We’ve already seen real-life examples of how this kind of tracking can negatively impact people’s lives. Earlier this year, an anti-abortion campaign started using people’s geotags—the data showing their cellphone location—to send them anti-abortion ads if they were in or near an abortion clinic.
Beyond the shock of seeing such ads in a vulnerable moment, Quintin noted, a political action group could conceivably create ads that spread malware to people’s phones when the ad is clicked.
The effects could be drastic, depending on who’s using these tools. And Quintin pointed out that political organizations and ad agencies might not be the only ones using them.
“The thing that we saw from some of the leaked documents from Edward Snowden is that the [National Security Agency] and presumably other government agencies, not just in the U.S. but all over the world, love to piggyback on these third-party tracking cookies for their own purposes of tracking people online,” he said. “Not only are these helping companies track you around, they can also be helping governments track you around the internet.”
As Hays emphasized, the ability for companies to create customized advertising that improves your chances of getting what you want can be a fantastic thing, but there are serious risks associated. “They say your greatest strength is always you’re biggest weakness, and that’s really true,” she said.

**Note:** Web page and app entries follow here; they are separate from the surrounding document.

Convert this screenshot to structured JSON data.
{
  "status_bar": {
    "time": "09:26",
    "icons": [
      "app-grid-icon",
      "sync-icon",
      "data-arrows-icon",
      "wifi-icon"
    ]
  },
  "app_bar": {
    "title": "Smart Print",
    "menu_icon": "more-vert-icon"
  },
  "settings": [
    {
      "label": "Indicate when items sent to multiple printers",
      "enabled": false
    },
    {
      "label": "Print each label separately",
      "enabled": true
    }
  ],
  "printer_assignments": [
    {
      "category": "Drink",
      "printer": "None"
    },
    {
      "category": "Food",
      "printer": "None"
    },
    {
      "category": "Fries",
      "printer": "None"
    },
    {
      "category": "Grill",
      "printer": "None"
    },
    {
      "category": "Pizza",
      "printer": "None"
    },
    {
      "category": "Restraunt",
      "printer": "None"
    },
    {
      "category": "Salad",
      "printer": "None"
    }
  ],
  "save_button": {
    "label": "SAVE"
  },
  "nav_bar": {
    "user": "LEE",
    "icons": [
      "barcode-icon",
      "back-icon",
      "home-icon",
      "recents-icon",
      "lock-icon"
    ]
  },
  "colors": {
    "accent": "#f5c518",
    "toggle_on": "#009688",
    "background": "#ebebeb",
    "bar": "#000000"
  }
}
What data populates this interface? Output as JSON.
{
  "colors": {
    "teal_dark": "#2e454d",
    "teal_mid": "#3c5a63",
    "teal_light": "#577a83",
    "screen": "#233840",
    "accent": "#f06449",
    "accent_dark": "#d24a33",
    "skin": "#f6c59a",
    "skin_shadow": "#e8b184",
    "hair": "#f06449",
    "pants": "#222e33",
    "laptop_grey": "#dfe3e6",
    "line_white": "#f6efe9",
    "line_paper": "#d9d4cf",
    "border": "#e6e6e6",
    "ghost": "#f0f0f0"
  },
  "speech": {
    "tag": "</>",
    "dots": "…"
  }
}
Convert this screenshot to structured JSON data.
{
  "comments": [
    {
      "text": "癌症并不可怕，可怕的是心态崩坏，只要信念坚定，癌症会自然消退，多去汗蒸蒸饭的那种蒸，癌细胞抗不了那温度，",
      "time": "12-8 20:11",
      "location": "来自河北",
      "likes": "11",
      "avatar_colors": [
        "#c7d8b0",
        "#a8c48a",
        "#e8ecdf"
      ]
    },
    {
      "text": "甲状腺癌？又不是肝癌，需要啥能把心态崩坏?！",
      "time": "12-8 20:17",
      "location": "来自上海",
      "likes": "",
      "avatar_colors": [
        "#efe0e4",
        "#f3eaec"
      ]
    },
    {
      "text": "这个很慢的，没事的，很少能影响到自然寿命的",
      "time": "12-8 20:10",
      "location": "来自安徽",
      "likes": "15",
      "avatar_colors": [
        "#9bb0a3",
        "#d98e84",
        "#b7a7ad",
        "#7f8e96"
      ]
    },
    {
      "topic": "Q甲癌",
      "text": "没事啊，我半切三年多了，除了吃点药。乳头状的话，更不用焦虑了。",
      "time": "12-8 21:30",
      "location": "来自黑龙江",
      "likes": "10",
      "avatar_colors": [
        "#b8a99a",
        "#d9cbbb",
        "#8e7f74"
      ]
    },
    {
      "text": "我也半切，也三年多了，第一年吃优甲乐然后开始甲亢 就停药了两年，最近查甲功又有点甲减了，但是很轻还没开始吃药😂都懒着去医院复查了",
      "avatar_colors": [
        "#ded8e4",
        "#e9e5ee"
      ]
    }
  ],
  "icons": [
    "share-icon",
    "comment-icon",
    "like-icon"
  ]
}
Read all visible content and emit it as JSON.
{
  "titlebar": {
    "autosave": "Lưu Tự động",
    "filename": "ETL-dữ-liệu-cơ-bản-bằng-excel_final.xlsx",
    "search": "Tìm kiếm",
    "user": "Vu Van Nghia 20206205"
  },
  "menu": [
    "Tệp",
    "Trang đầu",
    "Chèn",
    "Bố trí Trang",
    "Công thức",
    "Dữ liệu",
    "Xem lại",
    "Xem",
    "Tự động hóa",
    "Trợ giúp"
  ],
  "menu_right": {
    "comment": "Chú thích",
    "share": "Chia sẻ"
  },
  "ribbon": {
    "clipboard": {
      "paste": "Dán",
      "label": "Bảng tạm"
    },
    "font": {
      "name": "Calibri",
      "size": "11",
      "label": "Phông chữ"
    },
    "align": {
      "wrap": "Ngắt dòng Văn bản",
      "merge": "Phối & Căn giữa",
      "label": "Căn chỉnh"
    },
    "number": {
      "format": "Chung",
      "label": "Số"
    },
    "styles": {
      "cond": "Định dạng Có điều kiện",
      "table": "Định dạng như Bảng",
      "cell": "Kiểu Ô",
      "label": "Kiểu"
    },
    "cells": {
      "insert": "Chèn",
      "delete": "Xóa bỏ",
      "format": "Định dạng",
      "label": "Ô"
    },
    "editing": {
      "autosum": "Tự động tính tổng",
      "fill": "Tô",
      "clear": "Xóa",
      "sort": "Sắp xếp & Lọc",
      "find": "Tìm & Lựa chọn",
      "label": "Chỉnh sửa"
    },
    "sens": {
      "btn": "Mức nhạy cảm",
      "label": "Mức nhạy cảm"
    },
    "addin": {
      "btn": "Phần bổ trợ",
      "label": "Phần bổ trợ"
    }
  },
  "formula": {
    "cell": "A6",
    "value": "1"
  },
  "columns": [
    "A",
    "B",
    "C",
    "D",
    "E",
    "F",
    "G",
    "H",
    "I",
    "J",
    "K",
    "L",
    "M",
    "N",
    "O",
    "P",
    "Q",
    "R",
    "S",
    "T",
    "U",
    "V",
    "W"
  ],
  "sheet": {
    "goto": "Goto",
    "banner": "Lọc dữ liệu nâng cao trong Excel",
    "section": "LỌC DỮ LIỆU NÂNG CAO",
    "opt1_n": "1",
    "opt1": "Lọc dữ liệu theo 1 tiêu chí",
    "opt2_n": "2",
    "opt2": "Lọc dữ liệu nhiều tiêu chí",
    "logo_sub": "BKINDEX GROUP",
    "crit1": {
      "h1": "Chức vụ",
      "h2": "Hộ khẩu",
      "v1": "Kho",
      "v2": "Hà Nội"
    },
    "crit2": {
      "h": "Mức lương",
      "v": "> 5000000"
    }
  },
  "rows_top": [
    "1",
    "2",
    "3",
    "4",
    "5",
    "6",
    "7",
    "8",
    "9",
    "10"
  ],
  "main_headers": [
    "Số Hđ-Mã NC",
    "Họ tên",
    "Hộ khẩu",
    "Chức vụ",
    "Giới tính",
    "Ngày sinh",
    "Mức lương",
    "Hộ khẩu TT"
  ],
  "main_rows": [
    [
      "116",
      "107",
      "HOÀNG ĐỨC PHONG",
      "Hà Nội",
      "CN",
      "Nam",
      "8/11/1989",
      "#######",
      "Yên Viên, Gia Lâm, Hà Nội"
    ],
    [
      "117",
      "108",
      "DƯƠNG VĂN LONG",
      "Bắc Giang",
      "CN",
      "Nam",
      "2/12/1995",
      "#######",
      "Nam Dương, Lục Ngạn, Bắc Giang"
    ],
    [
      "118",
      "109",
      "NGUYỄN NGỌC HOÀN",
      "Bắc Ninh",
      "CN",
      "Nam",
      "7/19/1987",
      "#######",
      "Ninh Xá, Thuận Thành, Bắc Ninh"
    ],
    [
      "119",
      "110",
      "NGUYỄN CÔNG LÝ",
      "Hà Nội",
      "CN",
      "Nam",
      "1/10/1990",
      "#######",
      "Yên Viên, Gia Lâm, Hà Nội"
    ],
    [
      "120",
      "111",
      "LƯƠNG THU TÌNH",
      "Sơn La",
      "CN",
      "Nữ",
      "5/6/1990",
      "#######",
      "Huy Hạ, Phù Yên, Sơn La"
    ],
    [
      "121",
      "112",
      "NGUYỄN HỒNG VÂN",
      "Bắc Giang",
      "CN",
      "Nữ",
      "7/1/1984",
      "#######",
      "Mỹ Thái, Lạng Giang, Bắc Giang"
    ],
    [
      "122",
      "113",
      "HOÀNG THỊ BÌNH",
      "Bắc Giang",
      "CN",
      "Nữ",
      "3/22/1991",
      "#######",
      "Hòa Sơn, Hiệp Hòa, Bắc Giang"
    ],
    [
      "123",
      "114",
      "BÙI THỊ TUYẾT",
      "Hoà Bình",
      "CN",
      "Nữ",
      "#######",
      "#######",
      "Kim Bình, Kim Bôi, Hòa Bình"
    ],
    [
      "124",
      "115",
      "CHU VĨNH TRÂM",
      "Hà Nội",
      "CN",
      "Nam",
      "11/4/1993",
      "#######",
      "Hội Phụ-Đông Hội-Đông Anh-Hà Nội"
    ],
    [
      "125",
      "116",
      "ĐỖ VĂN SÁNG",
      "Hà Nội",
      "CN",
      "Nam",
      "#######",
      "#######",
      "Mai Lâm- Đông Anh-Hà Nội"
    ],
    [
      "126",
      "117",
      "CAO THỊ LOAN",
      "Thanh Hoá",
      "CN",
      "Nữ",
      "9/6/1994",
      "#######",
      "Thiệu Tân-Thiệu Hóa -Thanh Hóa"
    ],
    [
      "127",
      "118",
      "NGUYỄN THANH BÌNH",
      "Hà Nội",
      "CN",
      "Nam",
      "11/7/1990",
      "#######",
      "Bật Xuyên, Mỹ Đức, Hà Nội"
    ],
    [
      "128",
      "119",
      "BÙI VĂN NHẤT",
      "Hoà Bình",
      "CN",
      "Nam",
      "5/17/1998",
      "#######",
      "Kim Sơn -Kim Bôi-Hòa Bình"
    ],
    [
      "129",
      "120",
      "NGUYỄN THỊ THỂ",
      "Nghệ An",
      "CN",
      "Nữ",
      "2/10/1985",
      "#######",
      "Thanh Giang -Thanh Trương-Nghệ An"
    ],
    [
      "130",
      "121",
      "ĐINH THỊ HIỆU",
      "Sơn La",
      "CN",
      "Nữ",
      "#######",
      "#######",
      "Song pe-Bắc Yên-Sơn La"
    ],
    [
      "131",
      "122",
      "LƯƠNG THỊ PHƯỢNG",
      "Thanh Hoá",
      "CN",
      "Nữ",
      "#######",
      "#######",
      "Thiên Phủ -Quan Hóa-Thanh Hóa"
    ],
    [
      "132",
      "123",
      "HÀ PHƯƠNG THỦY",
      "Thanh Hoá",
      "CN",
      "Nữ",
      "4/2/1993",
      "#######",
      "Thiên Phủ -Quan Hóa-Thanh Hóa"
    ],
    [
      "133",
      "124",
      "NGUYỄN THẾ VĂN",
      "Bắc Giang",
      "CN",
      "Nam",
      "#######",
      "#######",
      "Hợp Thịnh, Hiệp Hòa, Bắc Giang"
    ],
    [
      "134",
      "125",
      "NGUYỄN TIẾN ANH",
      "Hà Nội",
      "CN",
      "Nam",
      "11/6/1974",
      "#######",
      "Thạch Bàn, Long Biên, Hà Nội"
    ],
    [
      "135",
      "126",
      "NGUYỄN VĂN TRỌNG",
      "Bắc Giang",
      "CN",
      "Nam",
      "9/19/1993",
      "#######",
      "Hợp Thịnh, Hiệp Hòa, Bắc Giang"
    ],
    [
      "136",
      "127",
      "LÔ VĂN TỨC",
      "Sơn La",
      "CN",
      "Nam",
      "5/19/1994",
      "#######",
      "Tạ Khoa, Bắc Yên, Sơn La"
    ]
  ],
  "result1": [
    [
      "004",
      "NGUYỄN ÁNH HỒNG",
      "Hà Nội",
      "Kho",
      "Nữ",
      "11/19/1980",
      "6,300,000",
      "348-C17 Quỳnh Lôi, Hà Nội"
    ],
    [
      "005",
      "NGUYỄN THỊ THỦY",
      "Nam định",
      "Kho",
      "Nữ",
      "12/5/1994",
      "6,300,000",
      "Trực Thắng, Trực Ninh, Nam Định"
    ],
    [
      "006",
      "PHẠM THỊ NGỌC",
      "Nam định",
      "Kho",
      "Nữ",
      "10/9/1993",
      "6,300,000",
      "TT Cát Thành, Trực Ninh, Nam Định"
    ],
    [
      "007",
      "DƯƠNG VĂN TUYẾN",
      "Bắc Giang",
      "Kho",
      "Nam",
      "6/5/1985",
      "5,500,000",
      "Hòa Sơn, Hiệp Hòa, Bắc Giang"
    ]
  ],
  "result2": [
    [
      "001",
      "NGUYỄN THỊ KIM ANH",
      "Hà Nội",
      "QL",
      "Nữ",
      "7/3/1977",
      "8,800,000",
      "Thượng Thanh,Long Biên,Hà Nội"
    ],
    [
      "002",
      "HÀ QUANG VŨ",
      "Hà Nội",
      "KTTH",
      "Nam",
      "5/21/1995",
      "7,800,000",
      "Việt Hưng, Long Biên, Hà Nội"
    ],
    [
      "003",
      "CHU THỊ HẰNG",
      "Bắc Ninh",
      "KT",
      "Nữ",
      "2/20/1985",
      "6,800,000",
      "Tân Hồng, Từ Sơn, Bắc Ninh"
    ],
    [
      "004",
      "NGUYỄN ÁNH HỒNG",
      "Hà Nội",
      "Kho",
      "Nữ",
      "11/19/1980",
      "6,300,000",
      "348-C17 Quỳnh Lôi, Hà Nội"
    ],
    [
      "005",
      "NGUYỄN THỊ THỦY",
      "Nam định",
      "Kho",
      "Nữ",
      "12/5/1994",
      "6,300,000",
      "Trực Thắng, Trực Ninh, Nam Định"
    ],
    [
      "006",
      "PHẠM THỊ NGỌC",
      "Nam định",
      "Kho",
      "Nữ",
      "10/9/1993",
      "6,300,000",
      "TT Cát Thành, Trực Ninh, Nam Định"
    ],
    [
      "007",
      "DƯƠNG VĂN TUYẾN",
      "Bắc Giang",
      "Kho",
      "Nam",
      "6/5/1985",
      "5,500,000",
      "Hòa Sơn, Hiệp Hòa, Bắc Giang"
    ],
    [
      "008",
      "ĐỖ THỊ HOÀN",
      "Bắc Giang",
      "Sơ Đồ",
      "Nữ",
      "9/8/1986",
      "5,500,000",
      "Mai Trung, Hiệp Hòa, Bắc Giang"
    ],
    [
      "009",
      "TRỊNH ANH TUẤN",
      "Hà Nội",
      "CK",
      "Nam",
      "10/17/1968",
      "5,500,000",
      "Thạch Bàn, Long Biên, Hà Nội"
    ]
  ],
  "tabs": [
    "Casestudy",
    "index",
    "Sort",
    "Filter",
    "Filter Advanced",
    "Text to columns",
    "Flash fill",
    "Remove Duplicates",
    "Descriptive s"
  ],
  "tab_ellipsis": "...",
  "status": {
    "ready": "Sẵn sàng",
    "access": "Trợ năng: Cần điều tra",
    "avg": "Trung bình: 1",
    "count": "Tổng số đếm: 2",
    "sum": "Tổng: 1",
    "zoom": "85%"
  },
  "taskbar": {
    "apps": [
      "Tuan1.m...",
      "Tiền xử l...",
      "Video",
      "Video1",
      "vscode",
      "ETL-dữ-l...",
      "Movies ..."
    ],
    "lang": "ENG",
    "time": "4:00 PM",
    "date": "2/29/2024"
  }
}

Knowing where to get something you want at the moment may be nice, but what you give up for that convenience could be a high price to pay.